SAN JOSE, CA -- The Kansas Jayhawks knew they had to abandon the beautiful game they usually play to beat Southern Illinois. The Jayhawks admit they don't like winning ugly -- but they like losing even less.
When the Salukis slowed their NCAA Tournament run to a crawl, Brandon Rush and his Kansas teammates stooped down into the grit for a win that put them on the brink of the Final Four.
Rush scored 12 points without missing a shot, and Kansas eked out a 61-58 victory over Southern Illinois in the West Regional semifinals Thursday night. Kansas advanced to face UCLA, a 64-55 winner over Pittsburgh, on Saturday.
Darrell Arthur and Russell Robinson scored nine points apiece to help the Jayhawks (33-4) barely avoid yet another Saluki surprise and another disappointing exit from the tournament.
Kansas went into the locker room bickering and muttering at Southern Illinois' tenacity, yet still won its 14th consecutive game by nursing a small lead through the final minutes against a defense that made the Jayhawks' future NBA stars work exceptionally hard for every basket.
"It shows that we can win whatever the circumstances are," said Kansas guard Mario Chalmers, who scored just nine points. "Everyone knows we like an uptempo game in the 80s, but we can take our time and slow it down with the best of them, too."
When Tony Young missed a desperate 3-point attempt from half-court at the buzzer, Kansas dodged its second consecutive tournament loss at the hands of the Missouri Valley Conference, which takes the "mid" out of mid-major with each passing year. Bradley beat the Jayhawks last season.
Southern Illinois decisively won the matchup's clash of styles, forcing a deliberate tempo on the high-flying Jayhawks while keeping the possessions long and the score low. The Salukis' defensive aggression and offensive rebounding were complemented by just enough big shots from its struggling scorers to keep it close.
But Kansas adjusted with a maturity that wasn't present in coach Bill Self's last two teams. Nine players hit a field goal for the Jayhawks, who patiently waited for holes in the Salukis' defense -- and then threw themselves into defending the other end.
It was elemental basketball, and Kansas put all the elements together.
"Whoever plays Southern isn't going to look good offensively," Self said. "It just isn't going to happen. ... I was disappointed how some guys handled the heat, but when the game was on the line, we handled it pretty well."

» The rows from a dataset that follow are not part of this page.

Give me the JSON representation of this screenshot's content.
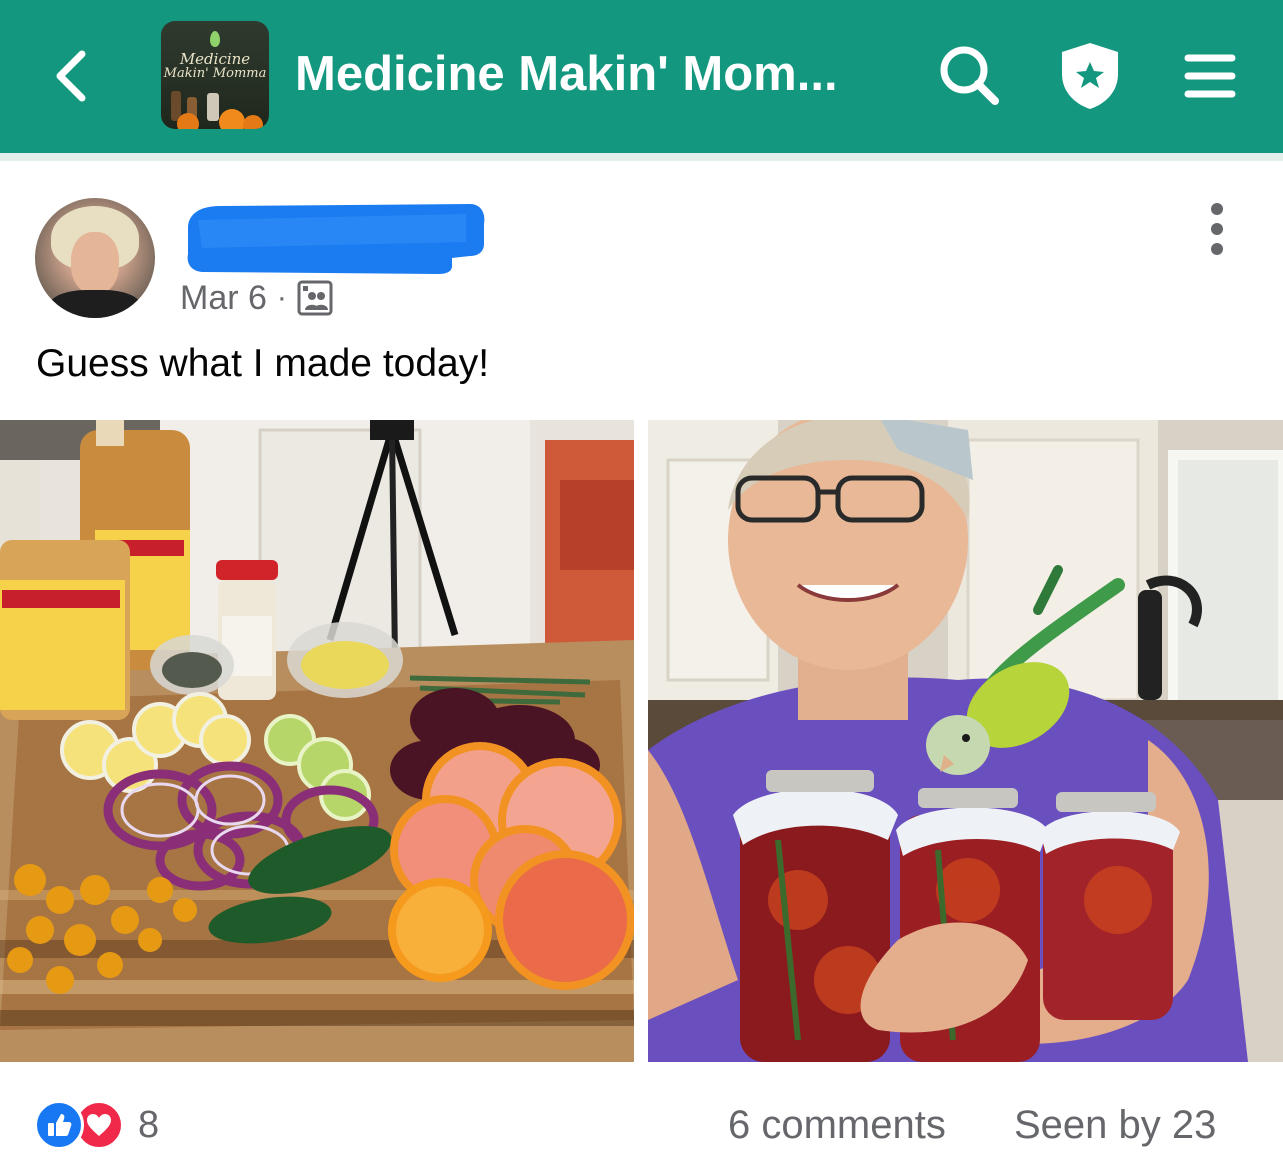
{
  "header": {
    "group_name": "Medicine Makin' Mom...",
    "logo_text_line1": "Medicine",
    "logo_text_line2": "Makin' Momma",
    "background_color": "#14977f",
    "icons": [
      "back-arrow-icon",
      "search-icon",
      "shield-star-icon",
      "menu-icon"
    ]
  },
  "post": {
    "author_name_redacted": true,
    "date": "Mar 6",
    "separator": "·",
    "audience_icon": "group-members-icon",
    "text": "Guess what I made today!",
    "photos": [
      {
        "name": "ingredients-photo"
      },
      {
        "name": "jars-with-parrot-photo"
      }
    ]
  },
  "footer": {
    "reaction_icons": [
      "like-icon",
      "love-icon"
    ],
    "reaction_count": "8",
    "comments": "6 comments",
    "seen_by": "Seen by 23"
  }
}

Jamaal Tatum scored 19 points in his final college game for the fourth-seeded Salukis (29-7), who couldn't get the break they needed to reach the Elite Eight for the first time in school history with just their second loss in 17 games.
Julian Wright's free throw with 1:23 left put Kansas up 58-53, but Tatum hit a 3-pointer moments later. Chalmers hit a free throw, and Tatum added another jumper to cut the Jayhawks' lead to 59-58.
But Rush confidently drove the lane with 25 seconds left and flicked home a basket with the poise that might someday make him the best of his three basketball-playing brothers.
"Somebody had to step up down the stretch and make a good play, and I'm glad I did," Rush said.
Rush's layup provided the game's final points, but Tatum missed a chance to tie it on a 3-pointer with eight seconds left.
"The shot I took is a shot I've practiced numerous times in the gym at night (and) in between classes," Tatum said. "It felt good. I don't know what to say."
Randal Falker grabbed the rebound for Southern Illinois, but lost the ball. Wright then missed two potential clinching free throws, but Young couldn't hit his fifth 3-pointer of the night on the run, sending Kansas into a subdued, relieved celebration.
Young scored 14 points on a poor shooting night, and Falker added 11 points and nine rebounds for the Salukis.
Tatum, the MVC's Player of the Year, shook off a 1-for-8 first half with an outstanding second half. He particularly embarrassed Chalmers, hounding the Jayhawks' high-profile guard and stripping the ball from him at least twice.
Kansas entered last weekend's opening rounds in Chicago as a popular pick to win it all after its roster packed with NBA prospects lost just twice since Dec. 2. The Jayhawks lived up to that billing in a fluid second-round win over Kentucky -- but Southern Illinois presented a defensive challenge that few teams had been able to overcome this season.
The Salukis earned their sixth consecutive NCAA Tournament appearance and the highest seeding in school history after winning the MVC's regular-season title. Their second-round NCAA victory over Virginia Tech was their 29th, setting another school record.
"We do what we do to everybody, no matter what's on the front of their jersey," Southern Illinois coach Chris Lowery said. "I'm disappointed in the final result, but I'm very proud of our guys."
Matt Shaw scored nine points for Southern Illinois on a sprained ankle -- but he also missed an open shot in the final minutes.